- Store kefir grains in a clean 8 to 16 oz glass jar with a lid filled with milk. Replace milk every 2 weeks, if you are not making new batches that often.
- Before starting a new batch, rinse the grains in about 4 oz of fresh milk. Do not use tap water as the chlorine and fluoride can kill your kefir grains. Gently shake or stir, then strain the milk off. Discard the liquid, or feed to your pets or plants.
- Place your kefir grains in the glass jug, and pour in fresh milk (raw is better, but pasteurized will work, too, as will goat’s milk, cream, soy milk, almond milk, coconut milk, or other nut milk).
- Loosely close, but don’t seal the jar, to let any gas buildup escape. If you don’t have a lid, cover it with a saucer.
- Let sit for 12 to 48 hours, or until it has thickened and come to your liking.
- After about 12 hours the creamy, foamy curd (the cheesy bit) will start separating from the whey (the watery bit).
- At this point, smell the culture. It should have a clean, slightly sour, yeasty, cheesy smell like something between freshly baked bread, homemade beer, or a nice cheese.
- If the smell is somewhat stinky, then drain the kefir grains, rinse them (2.) and repeat the process.
- Usually you can make drinkable kefir right away, but it may take a couple of rounds for the kefir grains to grow to your liking.
- Strain the mixture into a bowl, to separate the kefir grains from the kefir liquid.
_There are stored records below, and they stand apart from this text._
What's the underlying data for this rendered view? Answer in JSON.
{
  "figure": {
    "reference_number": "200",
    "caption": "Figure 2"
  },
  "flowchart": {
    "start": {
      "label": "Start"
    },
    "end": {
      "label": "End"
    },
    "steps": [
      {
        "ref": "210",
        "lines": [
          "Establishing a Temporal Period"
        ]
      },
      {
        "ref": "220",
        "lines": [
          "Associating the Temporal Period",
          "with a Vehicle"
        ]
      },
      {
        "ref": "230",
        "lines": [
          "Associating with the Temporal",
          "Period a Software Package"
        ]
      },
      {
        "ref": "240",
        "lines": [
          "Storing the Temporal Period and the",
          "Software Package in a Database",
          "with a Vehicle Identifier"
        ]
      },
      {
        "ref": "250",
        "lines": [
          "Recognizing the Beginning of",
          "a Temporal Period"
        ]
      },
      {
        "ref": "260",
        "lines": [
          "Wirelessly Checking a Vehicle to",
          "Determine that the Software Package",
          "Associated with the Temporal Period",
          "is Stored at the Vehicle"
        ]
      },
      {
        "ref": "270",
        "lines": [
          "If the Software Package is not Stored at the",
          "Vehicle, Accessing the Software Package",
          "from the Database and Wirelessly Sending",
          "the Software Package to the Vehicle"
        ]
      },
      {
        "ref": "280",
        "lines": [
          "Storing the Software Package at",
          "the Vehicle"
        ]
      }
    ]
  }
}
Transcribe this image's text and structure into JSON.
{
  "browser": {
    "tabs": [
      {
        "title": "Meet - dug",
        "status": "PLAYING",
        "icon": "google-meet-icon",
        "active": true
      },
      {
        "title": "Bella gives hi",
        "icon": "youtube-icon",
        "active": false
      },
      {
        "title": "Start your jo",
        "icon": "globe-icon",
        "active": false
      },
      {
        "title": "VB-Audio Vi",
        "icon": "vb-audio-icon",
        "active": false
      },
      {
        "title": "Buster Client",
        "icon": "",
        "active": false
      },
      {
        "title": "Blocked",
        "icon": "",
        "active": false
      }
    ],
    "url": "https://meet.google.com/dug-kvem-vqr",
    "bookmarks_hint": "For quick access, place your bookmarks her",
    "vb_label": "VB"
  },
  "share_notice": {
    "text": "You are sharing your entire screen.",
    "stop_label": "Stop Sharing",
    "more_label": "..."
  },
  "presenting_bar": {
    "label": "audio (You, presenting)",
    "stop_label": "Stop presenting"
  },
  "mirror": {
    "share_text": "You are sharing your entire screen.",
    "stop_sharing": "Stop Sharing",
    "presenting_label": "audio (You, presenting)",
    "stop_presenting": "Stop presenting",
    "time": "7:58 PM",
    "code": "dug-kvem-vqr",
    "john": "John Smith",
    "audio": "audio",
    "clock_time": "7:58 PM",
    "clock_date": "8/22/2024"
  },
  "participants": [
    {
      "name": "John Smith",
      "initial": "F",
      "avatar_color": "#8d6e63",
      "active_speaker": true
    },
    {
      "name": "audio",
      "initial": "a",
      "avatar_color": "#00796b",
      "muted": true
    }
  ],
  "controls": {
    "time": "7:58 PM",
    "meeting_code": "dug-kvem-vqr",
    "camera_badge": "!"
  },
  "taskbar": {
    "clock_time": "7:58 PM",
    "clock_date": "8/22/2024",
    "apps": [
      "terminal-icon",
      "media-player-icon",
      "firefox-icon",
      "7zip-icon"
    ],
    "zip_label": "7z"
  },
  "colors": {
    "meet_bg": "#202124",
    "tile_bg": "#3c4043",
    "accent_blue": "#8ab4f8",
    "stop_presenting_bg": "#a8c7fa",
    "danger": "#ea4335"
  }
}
What you’ve strained is ready to drink kefir. This may be consumed right away, or, stored in a sealed container, refrigerated and enjoyed chilled.
- You may let your kefir ripen longer and strain off the liquid to make excellent soft cheese. Use higher fat milk for that.
- Store the kefir grains to repeat this process.